3AM: Is that a good thing or a bad thing? Who is he?
BJ: They say he's the real Ali G -- allegedly!
3AM: That's a bad thing in your book then, you bastard!
BJ: He's a Radio One rap DJ. Anyway. What do I read? I read Courttia. Courttia is great. You want to know how I met Courttia? Shall I tell you about the brothel? No, he wouldn't want me to talk about that!
3AM: He'll read this. And even if you take it out, I'll put it back in, you realise that!
BJ: No, I respect Courttia. Courttia has done a lot. He gets about. He's one of the few writers I've seen who gets out there and hustles. And God bless him because there are very few of us out there. Now, I'm trying to figure out what to do next, where to go next. I've had a very strange thirty years. From thirty I have to decide what I'm going to do properly. I've got no qualifications. I messed about. I get paid to be a prankster. So what's the next logical step for me to do? TV and stand-up is too obvious. I have something else in mind but I can't say until the contract is signed.
3AM: We're going to need another interview later on down the line! I'm interested that when you talk about extreme you don‚t see it as political when so many other writers who talk extreme do see it as political in some sense.
BJ: Nothing fazes me. A lot of the characters I've created they're basically people I know or have experienced. I just turned them into writing. I record a lot of stuff. I watch Jerry Springer. The only ones I watch are the she-male ones. That's fascinating. You see these guys with knuckles and so on. I like shit that's twisted, that knocks people on their heads. My writing is just fun. Now my next episode of Black Eye will be a lot more free flowing. It'll be launched hopefully in August. You never know. It's supposed to be a quarterly but I screwed it up so I'll probably screw this one up as well. So what's the obvious plan for Black Eye? The distribution. Well, you're looking at the distribution. I am the distribution. A one man operation. I've distributed quite a few thousand. No distributor will touch me. They all want insurance against being sued. What's interesting about distributors and printers is that everyone gets sued. I distribute it myself just so that I can get it out there. To be honest I'm just looking to sell it on because I've been doing this for ten years and it's getting harder and I'm getting older. I'm nearly thirty. As a man, half your life has gone. When you hit thirty. As you get older you lose your morning riser! That's quite terrifying. How old are you again?
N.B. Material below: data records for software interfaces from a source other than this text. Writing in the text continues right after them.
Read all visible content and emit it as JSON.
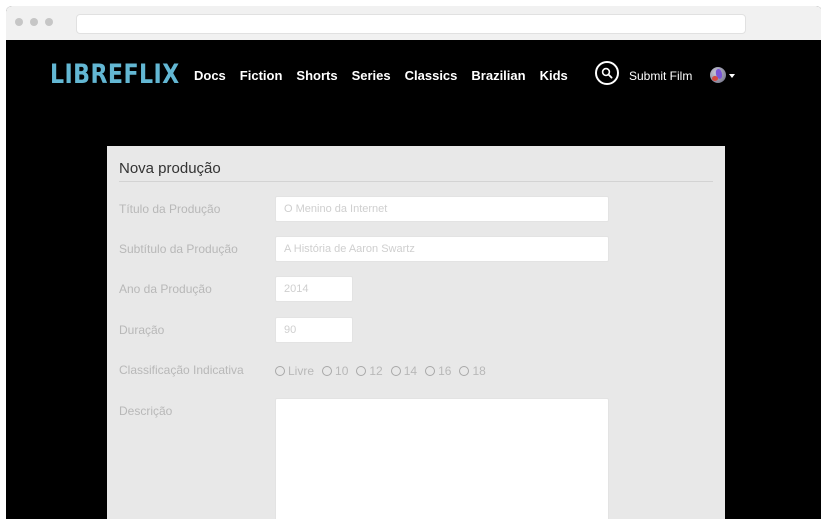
{
  "browser": {
    "url": ""
  },
  "brand": {
    "logo_text": "LIBREFLIX",
    "logo_color": "#63b7d3"
  },
  "nav": {
    "links": [
      "Docs",
      "Fiction",
      "Shorts",
      "Series",
      "Classics",
      "Brazilian",
      "Kids"
    ],
    "search_icon": "search-icon",
    "submit_film_label": "Submit Film",
    "language_icon": "globe-icon"
  },
  "form": {
    "title": "Nova produção",
    "fields": {
      "titulo": {
        "label": "Título da Produção",
        "placeholder": "O Menino da Internet"
      },
      "subtitulo": {
        "label": "Subtítulo da Produção",
        "placeholder": "A História de Aaron Swartz"
      },
      "ano": {
        "label": "Ano da Produção",
        "placeholder": "2014"
      },
      "duracao": {
        "label": "Duração",
        "placeholder": "90"
      },
      "classificacao": {
        "label": "Classificação Indicativa",
        "options": [
          "Livre",
          "10",
          "12",
          "14",
          "16",
          "18"
        ]
      },
      "descricao": {
        "label": "Descrição",
        "placeholder": ""
      }
    }
  }
}
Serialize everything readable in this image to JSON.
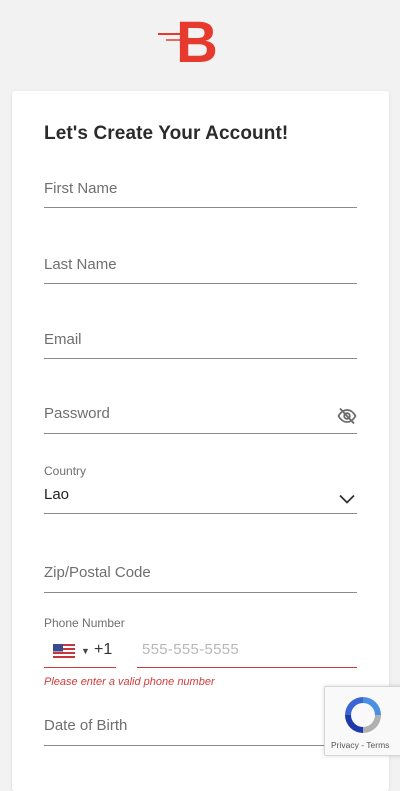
{
  "brand": {
    "logo_letter": "B",
    "accent": "#e63a2e"
  },
  "form": {
    "title": "Let's Create Your Account!",
    "first_name": {
      "placeholder": "First Name"
    },
    "last_name": {
      "placeholder": "Last Name"
    },
    "email": {
      "placeholder": "Email"
    },
    "password": {
      "placeholder": "Password",
      "toggle_icon": "eye-off-icon"
    },
    "country": {
      "label": "Country",
      "value": "Lao",
      "icon": "chevron-down-icon"
    },
    "zip": {
      "placeholder": "Zip/Postal Code"
    },
    "phone": {
      "label": "Phone Number",
      "flag_icon": "us-flag-icon",
      "dial_code": "+1",
      "placeholder": "555-555-5555",
      "error": "Please enter a valid phone number",
      "error_color": "#d23c3c"
    },
    "dob": {
      "placeholder": "Date of Birth"
    }
  },
  "recaptcha": {
    "links": "Privacy - Terms"
  }
}
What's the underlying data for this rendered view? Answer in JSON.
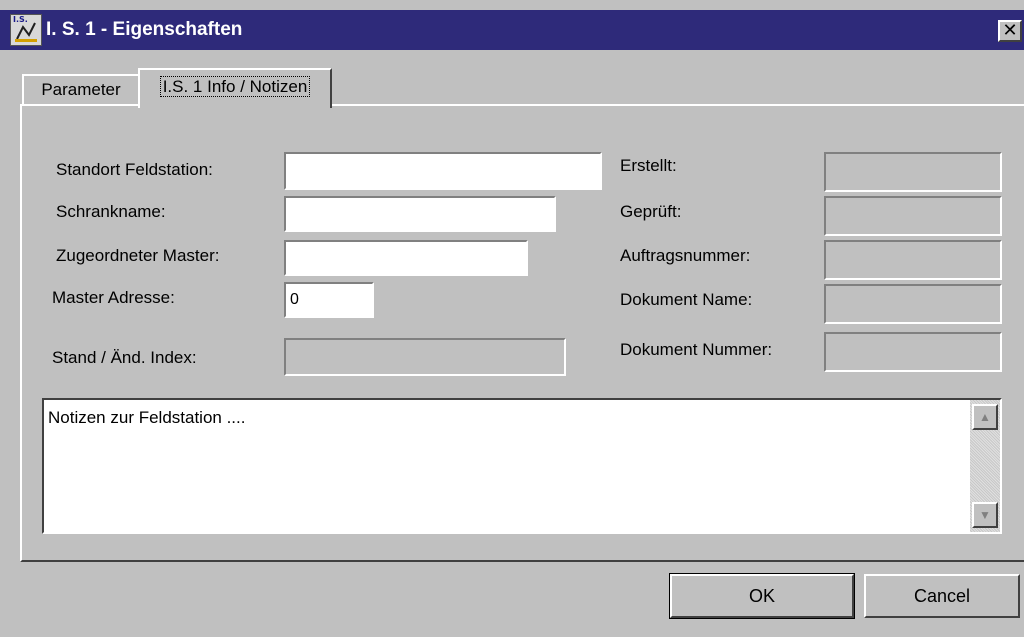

3AM: Fuck off!
ABOUT THE INTERVIEWEE
Bobby Joseph, editor of Black Eye, former Voice columnist and editor of the controversial and now defunct Skank magazine, is now writing for Lenny Henry's second comedy series.